For years Intel has been a well-known name in the technology world, but now with the advent of a new, even smaller microchip technology, a small change could have a huge impact. Most people know that technology continues to get faster and faster. However, most are unaware of the reasons why, or even how that is possible. Understanding the basic design behind the technology consumers use every day, may go a long way in really appreciating the amount of effort being put into making everyday life a little easier.

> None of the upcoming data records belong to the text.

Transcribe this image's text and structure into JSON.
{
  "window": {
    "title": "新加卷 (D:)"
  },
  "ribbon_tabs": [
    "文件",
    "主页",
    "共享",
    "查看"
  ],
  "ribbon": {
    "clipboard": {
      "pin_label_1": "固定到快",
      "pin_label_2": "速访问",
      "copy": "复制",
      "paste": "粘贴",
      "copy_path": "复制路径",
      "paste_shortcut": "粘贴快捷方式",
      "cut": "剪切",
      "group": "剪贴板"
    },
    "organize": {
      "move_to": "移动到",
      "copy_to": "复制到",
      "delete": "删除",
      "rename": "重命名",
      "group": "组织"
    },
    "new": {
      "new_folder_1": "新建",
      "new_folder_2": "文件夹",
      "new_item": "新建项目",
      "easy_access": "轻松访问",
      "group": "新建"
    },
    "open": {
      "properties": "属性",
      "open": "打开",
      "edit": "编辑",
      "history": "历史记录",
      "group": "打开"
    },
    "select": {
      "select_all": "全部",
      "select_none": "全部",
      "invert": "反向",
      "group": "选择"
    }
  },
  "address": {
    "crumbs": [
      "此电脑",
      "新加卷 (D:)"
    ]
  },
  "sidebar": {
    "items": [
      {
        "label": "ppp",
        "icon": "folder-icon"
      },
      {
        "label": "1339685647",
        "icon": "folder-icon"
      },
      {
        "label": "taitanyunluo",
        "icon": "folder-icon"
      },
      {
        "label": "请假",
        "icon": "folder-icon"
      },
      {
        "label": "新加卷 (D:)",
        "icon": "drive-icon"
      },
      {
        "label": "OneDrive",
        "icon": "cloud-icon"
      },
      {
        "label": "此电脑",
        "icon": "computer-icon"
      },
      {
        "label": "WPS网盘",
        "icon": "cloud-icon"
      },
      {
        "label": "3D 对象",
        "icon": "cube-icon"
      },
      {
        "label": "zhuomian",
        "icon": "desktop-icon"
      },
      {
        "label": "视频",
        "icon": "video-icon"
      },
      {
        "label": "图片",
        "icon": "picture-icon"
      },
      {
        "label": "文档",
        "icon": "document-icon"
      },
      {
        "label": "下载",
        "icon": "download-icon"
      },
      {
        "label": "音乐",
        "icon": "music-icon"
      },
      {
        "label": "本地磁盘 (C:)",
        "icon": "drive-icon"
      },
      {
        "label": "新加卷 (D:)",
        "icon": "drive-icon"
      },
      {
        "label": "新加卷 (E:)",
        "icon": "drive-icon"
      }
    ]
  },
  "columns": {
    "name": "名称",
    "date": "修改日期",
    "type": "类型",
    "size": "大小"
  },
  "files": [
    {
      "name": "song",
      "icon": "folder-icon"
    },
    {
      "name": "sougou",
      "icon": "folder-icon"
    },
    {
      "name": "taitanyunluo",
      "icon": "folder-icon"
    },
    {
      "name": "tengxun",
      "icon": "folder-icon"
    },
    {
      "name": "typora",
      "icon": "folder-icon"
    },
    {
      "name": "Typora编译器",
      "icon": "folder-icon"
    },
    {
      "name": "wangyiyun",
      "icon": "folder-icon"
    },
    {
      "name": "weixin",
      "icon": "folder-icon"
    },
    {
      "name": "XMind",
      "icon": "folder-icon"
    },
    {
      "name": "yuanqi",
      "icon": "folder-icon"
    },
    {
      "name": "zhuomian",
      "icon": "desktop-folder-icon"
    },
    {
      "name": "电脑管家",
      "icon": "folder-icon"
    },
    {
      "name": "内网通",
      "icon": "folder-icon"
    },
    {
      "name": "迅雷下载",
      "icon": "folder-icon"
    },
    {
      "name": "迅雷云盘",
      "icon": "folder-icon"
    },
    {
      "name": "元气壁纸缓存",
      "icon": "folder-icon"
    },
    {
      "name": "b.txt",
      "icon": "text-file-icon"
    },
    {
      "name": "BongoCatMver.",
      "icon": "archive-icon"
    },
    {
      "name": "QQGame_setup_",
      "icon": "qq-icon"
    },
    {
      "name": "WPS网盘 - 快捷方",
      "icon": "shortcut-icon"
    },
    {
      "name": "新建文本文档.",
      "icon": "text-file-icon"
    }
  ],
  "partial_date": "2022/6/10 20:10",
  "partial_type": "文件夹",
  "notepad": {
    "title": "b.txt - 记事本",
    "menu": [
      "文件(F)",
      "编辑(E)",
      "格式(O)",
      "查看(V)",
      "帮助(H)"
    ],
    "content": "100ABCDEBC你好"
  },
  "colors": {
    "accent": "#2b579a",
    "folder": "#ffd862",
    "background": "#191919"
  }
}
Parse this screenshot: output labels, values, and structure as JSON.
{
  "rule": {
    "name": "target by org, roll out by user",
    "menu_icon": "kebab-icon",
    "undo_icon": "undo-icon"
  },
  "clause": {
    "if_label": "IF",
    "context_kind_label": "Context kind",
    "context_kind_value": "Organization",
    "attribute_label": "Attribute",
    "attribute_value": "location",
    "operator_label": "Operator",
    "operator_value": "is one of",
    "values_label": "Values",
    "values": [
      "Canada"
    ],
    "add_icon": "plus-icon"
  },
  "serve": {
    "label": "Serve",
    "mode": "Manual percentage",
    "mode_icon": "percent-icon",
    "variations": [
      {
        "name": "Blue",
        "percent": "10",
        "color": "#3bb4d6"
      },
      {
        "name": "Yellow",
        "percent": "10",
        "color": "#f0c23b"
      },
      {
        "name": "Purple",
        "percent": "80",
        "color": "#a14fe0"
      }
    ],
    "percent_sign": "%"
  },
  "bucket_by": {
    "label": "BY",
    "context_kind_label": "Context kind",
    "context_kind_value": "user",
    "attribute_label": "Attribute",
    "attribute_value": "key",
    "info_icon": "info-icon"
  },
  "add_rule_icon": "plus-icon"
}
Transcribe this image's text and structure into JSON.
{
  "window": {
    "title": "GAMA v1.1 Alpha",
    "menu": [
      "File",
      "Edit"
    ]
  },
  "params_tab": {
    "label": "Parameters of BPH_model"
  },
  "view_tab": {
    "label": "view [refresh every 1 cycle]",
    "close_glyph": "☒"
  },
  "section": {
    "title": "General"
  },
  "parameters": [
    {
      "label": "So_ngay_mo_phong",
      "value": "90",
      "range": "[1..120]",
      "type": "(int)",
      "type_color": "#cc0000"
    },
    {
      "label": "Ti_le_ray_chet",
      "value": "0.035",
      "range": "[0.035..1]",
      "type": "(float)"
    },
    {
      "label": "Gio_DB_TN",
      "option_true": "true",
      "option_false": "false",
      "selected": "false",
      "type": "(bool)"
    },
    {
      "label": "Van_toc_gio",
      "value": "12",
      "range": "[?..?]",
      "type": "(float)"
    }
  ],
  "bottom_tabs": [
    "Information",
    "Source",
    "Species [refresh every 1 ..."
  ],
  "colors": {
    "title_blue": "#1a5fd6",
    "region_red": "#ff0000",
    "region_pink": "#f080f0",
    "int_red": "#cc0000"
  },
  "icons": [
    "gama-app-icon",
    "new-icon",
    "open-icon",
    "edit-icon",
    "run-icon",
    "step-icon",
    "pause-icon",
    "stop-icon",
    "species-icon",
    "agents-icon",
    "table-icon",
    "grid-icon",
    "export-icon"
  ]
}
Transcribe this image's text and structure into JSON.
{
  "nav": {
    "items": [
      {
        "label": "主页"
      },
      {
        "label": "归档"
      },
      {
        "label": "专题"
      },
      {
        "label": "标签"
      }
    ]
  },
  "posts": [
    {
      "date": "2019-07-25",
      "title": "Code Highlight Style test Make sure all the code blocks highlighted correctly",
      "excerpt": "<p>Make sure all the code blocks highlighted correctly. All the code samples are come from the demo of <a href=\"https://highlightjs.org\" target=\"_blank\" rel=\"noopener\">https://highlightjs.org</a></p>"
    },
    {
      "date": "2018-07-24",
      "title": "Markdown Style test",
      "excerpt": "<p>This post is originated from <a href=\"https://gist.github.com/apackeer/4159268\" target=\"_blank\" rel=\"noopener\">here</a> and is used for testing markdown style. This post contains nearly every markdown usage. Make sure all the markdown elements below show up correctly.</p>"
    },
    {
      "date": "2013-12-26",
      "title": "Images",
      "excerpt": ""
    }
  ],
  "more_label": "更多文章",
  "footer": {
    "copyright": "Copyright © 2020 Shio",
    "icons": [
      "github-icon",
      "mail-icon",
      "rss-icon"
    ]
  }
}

Manufacturers may be able to pop out a new phone every couple of months like its easy as pie, but only because of the efforts of major chip companies like Intel. Many may not realize the obstacles that must be overcome in order to bring about that Note 4 or iPhone 6. Intel’s new 14 nm(nanometer) technology had to overcome the same obstacles as many before it. The main problems usually tend to center around power and space. Just so that it is understood, a nanometer is about how much a human nail grows per second, and a piece of paper is about 100,000 nm thick in comparison. While the understanding of what exactly this measurement refers to in relation to a microchip has been a bit blurred over the last few years, clarification is still possible. Basically, the smaller the measurement in nanometers, the more transistors can be fit on to any given chip.
Much of the smartphones and tablets in use today are using 22 to 28 nm technology. While Intel has not been involved to a very large degree in creating chips specifically for mobile technology in the past, following this small change to 14 nm technology, the tech giant could start to be seen far more often as the immense impact is felt around the technological world. This new technology draws half the power of current standard chips, not to mention half the space as well. This means that far more technology will be made available to each handset, tablet or other mobile device. Many flagship phones today run on quad-core processors, it is possible however that octa-core processors could become the new norm. This new technology is not simply limited to the mobile world however. Data servers, home desktops, Ultrabooks and many of the upcoming IoT (Internet of Things) technologies will no doubt be running on this new standard as well.
Intel will be making this new advancement available in new devices by the end of 2014. While billions await their new phones, tablets and many other devices, it remains important that the details are known about the trials that companies like Intel go through in order to bring about the “next best thing.” So perhaps in the future consumers will be able to appreciate just what went into making the Note 5, iPhone 7, and so on. As time goes by and mankind requires even more advancement in science and technology, companies like Intel will still be there making all the precise little changes that will have a big impact.
Opinion by Phillip Schmidt